Work instructions: Please show each line of the listing where "CATIA" is present.

Data under study:
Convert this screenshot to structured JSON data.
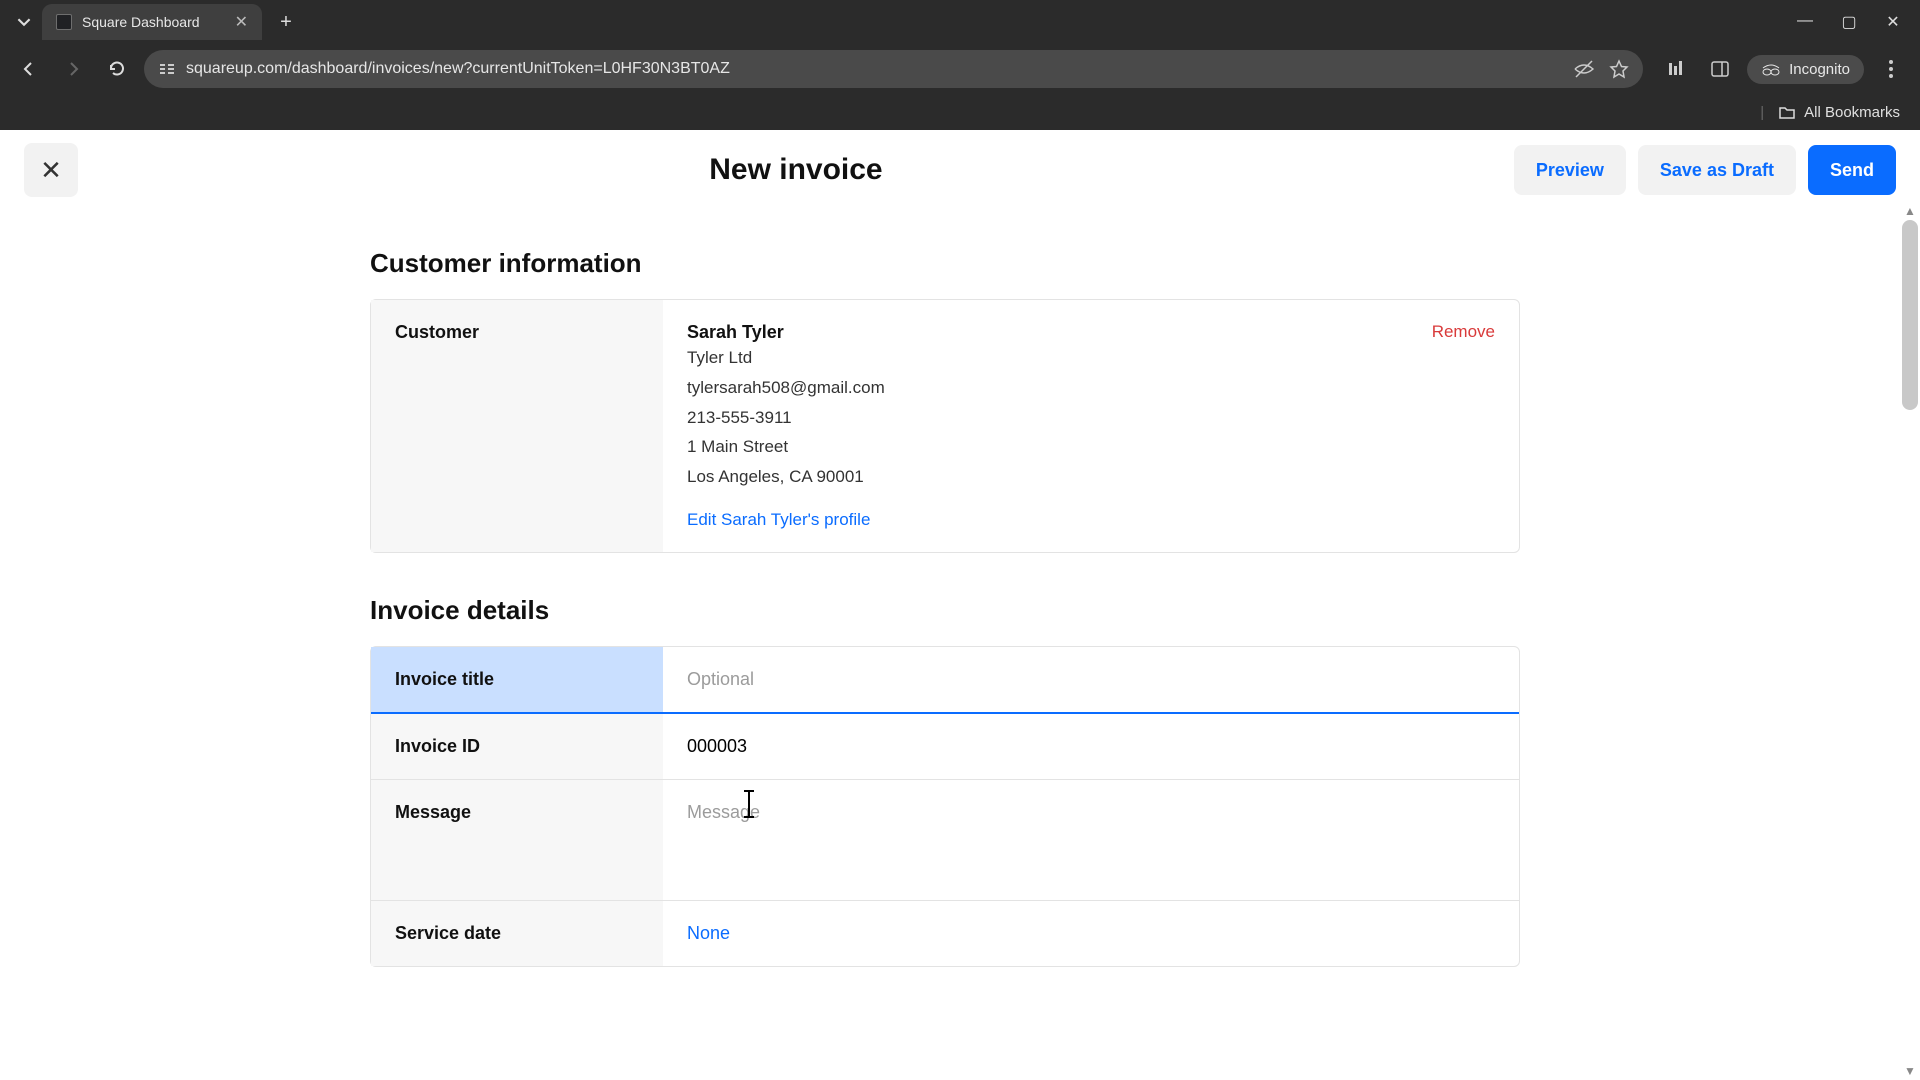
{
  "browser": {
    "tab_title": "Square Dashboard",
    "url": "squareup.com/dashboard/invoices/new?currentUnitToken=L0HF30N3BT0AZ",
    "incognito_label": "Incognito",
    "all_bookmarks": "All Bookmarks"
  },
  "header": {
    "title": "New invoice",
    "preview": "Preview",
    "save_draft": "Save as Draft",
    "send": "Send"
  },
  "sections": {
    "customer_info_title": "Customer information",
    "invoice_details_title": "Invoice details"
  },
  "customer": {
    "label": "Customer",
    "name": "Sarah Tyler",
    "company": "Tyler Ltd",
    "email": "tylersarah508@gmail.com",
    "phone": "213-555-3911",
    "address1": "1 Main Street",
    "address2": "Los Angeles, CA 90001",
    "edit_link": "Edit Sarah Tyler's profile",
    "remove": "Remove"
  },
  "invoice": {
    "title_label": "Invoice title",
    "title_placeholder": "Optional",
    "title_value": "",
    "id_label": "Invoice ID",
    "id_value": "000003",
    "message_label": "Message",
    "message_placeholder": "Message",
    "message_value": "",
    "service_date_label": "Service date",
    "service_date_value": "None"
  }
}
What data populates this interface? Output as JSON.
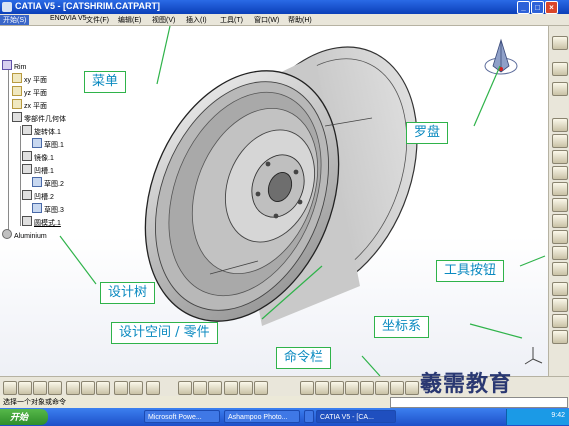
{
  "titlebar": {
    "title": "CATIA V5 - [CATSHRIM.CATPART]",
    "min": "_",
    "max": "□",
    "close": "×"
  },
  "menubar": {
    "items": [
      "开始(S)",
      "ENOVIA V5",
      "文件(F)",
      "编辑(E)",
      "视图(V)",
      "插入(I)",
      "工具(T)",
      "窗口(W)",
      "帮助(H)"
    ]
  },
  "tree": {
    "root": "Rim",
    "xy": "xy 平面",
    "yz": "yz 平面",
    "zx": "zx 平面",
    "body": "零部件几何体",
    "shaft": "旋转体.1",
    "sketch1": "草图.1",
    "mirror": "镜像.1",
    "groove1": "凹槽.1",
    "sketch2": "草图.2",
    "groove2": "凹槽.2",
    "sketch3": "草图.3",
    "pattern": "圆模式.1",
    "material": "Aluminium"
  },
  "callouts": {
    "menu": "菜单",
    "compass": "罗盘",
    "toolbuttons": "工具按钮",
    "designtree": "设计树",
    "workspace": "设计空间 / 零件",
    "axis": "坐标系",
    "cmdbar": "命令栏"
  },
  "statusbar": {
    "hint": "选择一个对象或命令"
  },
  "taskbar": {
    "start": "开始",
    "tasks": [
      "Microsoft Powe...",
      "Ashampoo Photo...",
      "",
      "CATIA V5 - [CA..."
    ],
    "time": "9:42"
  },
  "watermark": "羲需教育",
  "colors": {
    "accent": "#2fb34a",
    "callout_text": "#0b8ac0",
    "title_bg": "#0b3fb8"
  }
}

Response:
    "title": "CATIA V5 - [CATSHRIM.CATPART]",
      "CATIA V5 - [CA..."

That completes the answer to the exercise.